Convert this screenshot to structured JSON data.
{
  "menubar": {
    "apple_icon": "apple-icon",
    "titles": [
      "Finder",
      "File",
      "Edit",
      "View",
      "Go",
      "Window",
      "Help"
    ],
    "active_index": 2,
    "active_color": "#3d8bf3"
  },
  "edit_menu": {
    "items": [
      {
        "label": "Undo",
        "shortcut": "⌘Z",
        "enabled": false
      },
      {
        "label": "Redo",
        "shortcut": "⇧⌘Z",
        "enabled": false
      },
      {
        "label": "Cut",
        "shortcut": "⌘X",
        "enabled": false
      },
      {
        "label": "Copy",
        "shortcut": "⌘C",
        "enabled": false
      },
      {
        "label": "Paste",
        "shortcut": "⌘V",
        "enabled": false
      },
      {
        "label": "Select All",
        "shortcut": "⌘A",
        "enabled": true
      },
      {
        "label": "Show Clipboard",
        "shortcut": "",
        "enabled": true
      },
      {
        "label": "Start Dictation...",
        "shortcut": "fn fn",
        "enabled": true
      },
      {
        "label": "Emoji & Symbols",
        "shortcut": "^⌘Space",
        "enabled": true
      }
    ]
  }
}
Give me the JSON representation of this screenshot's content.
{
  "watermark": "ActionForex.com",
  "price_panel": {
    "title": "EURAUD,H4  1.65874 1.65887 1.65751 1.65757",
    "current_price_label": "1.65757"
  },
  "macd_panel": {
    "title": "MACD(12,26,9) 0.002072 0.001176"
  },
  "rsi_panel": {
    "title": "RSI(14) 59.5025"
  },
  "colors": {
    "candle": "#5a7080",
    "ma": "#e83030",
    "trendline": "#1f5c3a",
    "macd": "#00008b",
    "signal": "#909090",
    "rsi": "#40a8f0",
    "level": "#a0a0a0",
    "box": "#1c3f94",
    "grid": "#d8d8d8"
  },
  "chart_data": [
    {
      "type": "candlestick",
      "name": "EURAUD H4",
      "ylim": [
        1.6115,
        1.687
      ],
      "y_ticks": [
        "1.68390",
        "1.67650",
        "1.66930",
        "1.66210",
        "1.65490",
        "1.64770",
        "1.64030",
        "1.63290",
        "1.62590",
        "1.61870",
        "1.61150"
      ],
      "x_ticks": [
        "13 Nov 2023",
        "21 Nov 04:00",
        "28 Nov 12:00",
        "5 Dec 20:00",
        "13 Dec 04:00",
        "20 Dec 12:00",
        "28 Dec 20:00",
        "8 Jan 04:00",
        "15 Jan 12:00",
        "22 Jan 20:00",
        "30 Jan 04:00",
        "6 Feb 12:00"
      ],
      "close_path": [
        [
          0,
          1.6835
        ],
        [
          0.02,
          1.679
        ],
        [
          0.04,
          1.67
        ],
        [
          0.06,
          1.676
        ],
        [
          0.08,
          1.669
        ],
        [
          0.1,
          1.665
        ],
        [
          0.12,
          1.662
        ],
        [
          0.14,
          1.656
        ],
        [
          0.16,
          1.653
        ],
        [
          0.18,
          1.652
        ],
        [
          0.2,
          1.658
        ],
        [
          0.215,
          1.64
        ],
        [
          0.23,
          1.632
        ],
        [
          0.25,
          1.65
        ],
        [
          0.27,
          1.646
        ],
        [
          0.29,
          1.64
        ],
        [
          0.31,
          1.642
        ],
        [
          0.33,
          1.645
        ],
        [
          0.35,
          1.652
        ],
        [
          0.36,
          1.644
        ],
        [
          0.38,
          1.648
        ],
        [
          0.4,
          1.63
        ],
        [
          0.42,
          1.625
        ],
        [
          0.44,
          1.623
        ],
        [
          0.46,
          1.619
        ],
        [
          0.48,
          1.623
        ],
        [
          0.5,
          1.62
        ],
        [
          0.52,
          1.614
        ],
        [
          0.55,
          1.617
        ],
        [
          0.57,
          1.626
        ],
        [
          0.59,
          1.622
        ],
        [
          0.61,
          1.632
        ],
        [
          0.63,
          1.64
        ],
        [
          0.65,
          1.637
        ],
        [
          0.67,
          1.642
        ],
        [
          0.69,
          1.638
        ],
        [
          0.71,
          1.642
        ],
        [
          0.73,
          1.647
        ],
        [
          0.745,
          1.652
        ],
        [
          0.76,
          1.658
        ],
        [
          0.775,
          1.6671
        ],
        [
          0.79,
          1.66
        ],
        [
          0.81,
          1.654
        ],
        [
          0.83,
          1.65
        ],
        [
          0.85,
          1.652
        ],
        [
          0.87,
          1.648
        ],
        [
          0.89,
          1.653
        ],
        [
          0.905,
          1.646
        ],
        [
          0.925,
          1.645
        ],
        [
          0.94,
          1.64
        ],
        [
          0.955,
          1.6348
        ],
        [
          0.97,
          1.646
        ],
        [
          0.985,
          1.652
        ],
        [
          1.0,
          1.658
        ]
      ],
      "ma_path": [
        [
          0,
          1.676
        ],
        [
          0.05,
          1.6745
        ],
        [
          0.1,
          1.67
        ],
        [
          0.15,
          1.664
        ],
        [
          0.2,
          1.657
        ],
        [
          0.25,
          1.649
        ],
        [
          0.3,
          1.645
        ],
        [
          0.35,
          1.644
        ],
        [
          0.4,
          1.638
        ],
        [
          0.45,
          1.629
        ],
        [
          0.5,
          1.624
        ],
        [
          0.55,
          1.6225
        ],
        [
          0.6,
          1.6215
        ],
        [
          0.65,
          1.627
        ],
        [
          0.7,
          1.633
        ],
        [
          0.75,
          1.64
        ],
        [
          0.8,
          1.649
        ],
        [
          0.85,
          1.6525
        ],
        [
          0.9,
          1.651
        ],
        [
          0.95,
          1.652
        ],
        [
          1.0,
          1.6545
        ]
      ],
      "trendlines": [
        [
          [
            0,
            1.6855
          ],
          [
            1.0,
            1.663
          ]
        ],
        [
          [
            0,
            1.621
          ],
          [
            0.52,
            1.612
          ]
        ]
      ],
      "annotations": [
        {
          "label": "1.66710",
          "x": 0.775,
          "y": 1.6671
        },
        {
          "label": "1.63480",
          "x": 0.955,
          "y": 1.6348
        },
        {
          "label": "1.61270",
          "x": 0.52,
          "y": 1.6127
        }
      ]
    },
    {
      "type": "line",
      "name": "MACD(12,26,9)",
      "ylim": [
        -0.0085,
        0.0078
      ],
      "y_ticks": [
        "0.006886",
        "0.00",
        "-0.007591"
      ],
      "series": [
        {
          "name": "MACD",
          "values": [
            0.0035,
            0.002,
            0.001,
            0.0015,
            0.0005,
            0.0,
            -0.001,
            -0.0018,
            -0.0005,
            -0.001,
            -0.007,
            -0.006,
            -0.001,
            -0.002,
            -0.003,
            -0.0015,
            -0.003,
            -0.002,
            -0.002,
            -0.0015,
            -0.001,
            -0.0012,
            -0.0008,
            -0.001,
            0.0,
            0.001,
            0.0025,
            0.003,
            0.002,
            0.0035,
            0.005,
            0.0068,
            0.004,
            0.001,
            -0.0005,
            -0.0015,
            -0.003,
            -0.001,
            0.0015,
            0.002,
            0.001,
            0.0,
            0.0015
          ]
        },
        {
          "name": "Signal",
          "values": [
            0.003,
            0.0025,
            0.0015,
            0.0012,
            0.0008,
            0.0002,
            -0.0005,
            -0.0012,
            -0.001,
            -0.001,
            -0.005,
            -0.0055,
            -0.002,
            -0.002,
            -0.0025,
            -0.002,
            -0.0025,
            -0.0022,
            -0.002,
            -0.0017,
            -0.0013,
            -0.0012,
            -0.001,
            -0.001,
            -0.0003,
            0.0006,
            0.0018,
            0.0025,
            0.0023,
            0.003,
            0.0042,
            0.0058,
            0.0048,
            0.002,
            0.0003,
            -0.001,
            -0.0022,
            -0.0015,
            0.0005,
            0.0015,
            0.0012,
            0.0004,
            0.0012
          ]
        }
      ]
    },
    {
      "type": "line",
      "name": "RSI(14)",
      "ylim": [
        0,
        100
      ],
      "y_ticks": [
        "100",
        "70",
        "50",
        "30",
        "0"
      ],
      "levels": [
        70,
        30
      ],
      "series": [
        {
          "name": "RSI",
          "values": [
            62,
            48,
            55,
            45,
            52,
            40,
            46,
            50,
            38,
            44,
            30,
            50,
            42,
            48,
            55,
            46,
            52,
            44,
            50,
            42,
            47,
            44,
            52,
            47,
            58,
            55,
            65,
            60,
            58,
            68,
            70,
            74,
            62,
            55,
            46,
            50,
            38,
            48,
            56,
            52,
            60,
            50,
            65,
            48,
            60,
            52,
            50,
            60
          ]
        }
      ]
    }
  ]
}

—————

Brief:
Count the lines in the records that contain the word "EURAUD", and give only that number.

Written response:
2